CHIP Provides Template for Solution to Problem of the Uninsured, Op-Ed States

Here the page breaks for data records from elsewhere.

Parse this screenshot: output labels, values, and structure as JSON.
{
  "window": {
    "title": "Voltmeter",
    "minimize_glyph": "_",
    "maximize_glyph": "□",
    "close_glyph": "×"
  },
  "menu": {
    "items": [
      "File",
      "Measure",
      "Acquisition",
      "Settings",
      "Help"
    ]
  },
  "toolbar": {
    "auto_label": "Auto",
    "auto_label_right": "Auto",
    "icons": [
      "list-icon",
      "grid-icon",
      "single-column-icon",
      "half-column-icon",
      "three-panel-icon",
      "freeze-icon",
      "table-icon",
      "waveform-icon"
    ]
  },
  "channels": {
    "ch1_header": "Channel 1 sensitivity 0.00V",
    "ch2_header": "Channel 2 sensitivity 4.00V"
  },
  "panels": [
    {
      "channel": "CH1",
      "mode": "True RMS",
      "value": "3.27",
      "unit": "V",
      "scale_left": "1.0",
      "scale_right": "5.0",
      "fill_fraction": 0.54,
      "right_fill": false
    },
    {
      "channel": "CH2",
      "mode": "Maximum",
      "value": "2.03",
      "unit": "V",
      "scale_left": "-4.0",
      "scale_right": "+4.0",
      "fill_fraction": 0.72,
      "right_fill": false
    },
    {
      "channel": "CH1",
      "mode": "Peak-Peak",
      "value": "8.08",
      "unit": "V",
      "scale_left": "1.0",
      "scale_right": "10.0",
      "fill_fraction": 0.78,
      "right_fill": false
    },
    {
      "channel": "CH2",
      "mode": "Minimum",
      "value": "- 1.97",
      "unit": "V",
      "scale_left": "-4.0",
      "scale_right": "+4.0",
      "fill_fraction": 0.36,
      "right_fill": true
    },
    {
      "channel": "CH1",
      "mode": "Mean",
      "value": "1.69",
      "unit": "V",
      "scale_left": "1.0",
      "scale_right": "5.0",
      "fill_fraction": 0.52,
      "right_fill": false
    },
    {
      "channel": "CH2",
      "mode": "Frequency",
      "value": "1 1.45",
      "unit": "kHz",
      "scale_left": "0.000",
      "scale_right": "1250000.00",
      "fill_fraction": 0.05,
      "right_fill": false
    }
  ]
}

"[M]arket-driven developments" in the health care industry -- such as rising health insurance premiums and shrinking availability of charity care for the uninsured -- "threaten to give a new and terrifying meaning to being without health insurance," Henry Aaron, a senior fellow at the Brookings Institution, writes in a Washington Post opinion piece. With lawmakers in both chambers "incapable of acting on such comparatively minor health care issues" as a Medicare prescription drug benefit and a patients' bill of rights, a "genuine mess is in the making, and no one is doing anything about it," according to Aaron. Continued inaction would be "tragic" and "unnecessary" because, Aaron writes, a "template exists for constructive action that appeals to important principles espoused by both parties" -- the CHIP program. CHIP "uses the conservative principle of permitting states latitude and independence to achieve the liberal goal of extending health insurance coverage," a strategy that could be "extended to health insurance coverage generally." Aaron proposes that the federal government could offer grants to states for "reducing the numbers of uninsured people within their borders" provided that they comply with minimum coverage standards, offer all applicants "reasonable rates" and do not "use the grants as an excuse to curtail Medicaid coverage." Aaron concludes, "Only a plan that appeals to moderates of both political parties stands any chance of ending the political paralysis that currently prevents serious consideration of how to reverse a deadly trend toward denial of financial access to medical care for tens of millions of Americans" (Aaron, Washington Post, 11/25).This is part of the California Healthline Daily Edition, a summary of health policy coverage from major news organizations. Sign up for an email subscription.